"There is no other issue more important today than the health of the planet. Everything else comes second. If we don’t get our planet back to health, we are all doomed, and nothing else will matter. That’s a fact. It’s our very foundation. And the thing about the environment is, by curing it, we will cure all other ailments we face such as human rights, poverty, epidemics, socio-economics, violence. It’s all connected."


Let's talk about your line, Hindy Weber Everyday. Why did you name your line as such?

"Because I aim for a new fashion consciousness to permeate into our everyday lives."


You started online. What made you decide to have a pop-up shop?

"I got a lot of inquiries from potential clients who wanted to fit and feel the clothes. So I thought if I’m going to have a store, it would have to be a pop-ups because it’s the only model that fits the rest of my schedule.
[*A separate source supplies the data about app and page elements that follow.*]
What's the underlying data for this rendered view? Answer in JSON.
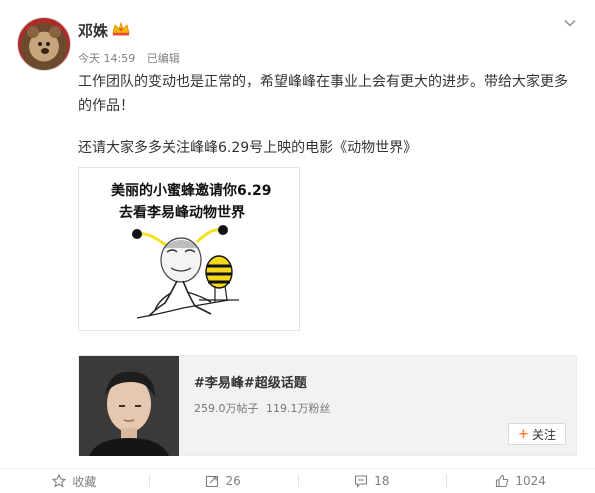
{
  "post": {
    "username": "邓姝",
    "vip_badge_icon": "vip-crown-icon",
    "time": "今天 14:59",
    "edited": "已编辑",
    "text_line1": "工作团队的变动也是正常的，希望峰峰在事业上会有更大的进步。带给大家更多的作品！",
    "text_line2": "还请大家多多关注峰峰6.29号上映的电影《动物世界》",
    "menu_icon": "chevron-down-icon"
  },
  "meme": {
    "caption_line1": "美丽的小蜜蜂邀请你6.29",
    "caption_line2": "去看李易峰动物世界"
  },
  "card": {
    "title": "#李易峰#超级话题",
    "posts": "259.0万帖子",
    "fans": "119.1万粉丝",
    "follow_label": "关注"
  },
  "actions": {
    "favorite_label": "收藏",
    "repost_count": "26",
    "comment_count": "18",
    "like_count": "1024"
  },
  "colors": {
    "accent": "#ff8140",
    "text": "#333333",
    "muted": "#808080"
  }
}
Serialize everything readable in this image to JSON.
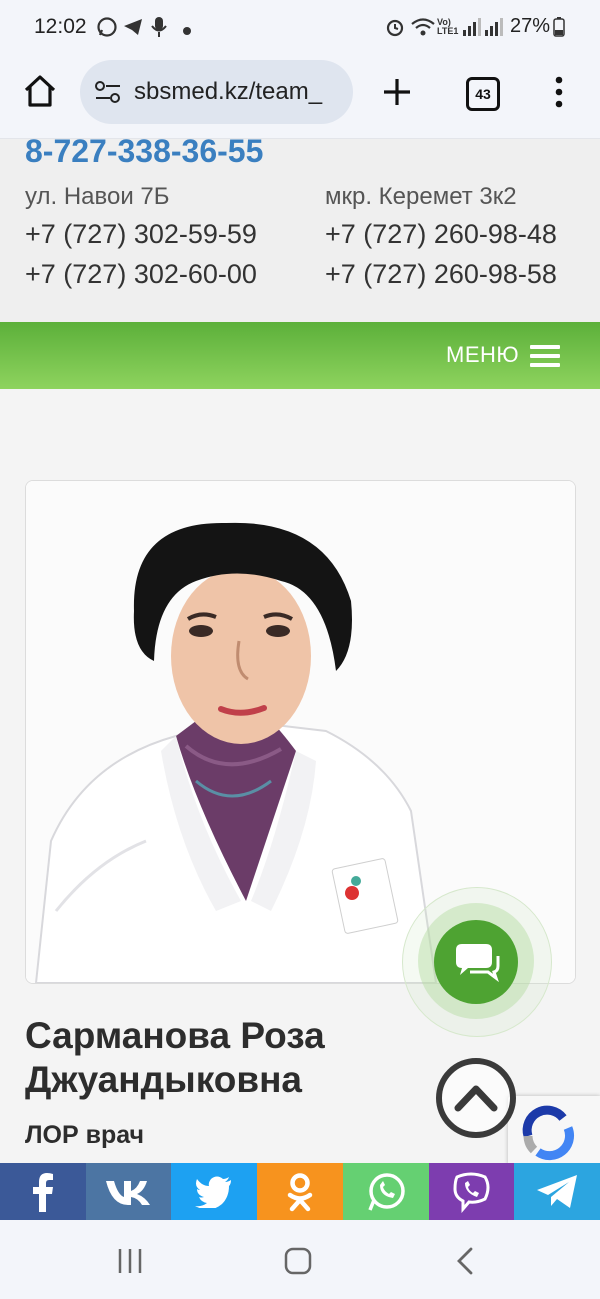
{
  "status_bar": {
    "time": "12:02",
    "battery": "27%",
    "icons": [
      "whatsapp-icon",
      "telegram-icon",
      "mic-icon",
      "dot-icon",
      "alarm-icon",
      "wifi-icon",
      "volte-icon",
      "signal-icon",
      "signal-icon",
      "battery-icon"
    ]
  },
  "browser": {
    "url": "sbsmed.kz/team_",
    "tab_count": "43",
    "icons": [
      "home-icon",
      "site-settings-icon",
      "new-tab-icon",
      "tabs-icon",
      "more-icon"
    ]
  },
  "contacts": {
    "main_phone": "8-727-338-36-55",
    "branches": [
      {
        "address": "ул. Навои 7Б",
        "phones": [
          "+7 (727) 302-59-59",
          "+7 (727) 302-60-00"
        ]
      },
      {
        "address": "мкр. Керемет 3к2",
        "phones": [
          "+7 (727) 260-98-48",
          "+7 (727) 260-98-58"
        ]
      }
    ]
  },
  "menu": {
    "label": "МЕНЮ",
    "icon": "hamburger-icon"
  },
  "doctor": {
    "name_line1": "Сарманова Роза",
    "name_line2": "Джуандыковна",
    "role": "ЛОР врач",
    "photo": "doctor-photo"
  },
  "share": [
    {
      "name": "facebook",
      "label": "f",
      "color": "#3b5998"
    },
    {
      "name": "vk",
      "label": "VK",
      "color": "#4c75a3"
    },
    {
      "name": "twitter",
      "label": "twitter",
      "color": "#1da1f2"
    },
    {
      "name": "odnoklassniki",
      "label": "ok",
      "color": "#f7931e"
    },
    {
      "name": "whatsapp",
      "label": "whatsapp",
      "color": "#65d072"
    },
    {
      "name": "viber",
      "label": "viber",
      "color": "#7d3daf"
    },
    {
      "name": "telegram",
      "label": "telegram",
      "color": "#2ca5e0"
    }
  ],
  "colors": {
    "accent_blue": "#3a7fc0",
    "menu_green": "#5cb03a",
    "chat_green": "#4ea332"
  }
}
I am still hands-on with my family and Holy Carabao Farm."


What are the pieces we can expect when we visit your pop-up store? How do these resonate with the style of the modern Filipina?

"The modern Filipina can wear whatever she wants. At least that’s how I see it. My pieces are trans-continental, seasonless and trend-free. I try to design for as many body types as possible but I can’t please everyone. All materials and dyes are toxin-free and eco-safe. Colors are earthy with a natural fade. The silhouettes are simple and easy, yet I have to say they are not staid or boring. I still love the woman’s physique and like to dress women to feel beautiful and sexy, not “prim and proper”."


We noticed you have an interesting hashtag: #SeedToStyle. What's the story behind this?

"As a farmer myself, I know the importance of soil and seed health. Natural textiles come from fibers, fibers come from plants, plants come from seeds. The only textile I use from an animal is silk. But the silkworm eats the leaves of a mulberry tree, which still stems from a seed."


Finally, when we talk about slow and sustainable fashion, what's one myth that you'd like to debunk through your new fashion line?

"That it has to be made locally. Some of my garments are made overseas. I support the local industry in other ways. We live in a global market now, and I have chosen to produce most of my pieces overseas because of their skill and expertise with the kind of textiles I use. I just balance my carbon footprint in other ways."

Hindy's pop-up shop is located as SM Aura Premier in Bonifacio Global City.

Related Stories from

Hey, Preview readers! Follow us on Facebook, Instagram, YouTube, Tiktok, and Twitter to stay up to speed on all things trendy and creative. We’ll curate the most stylish feed for you!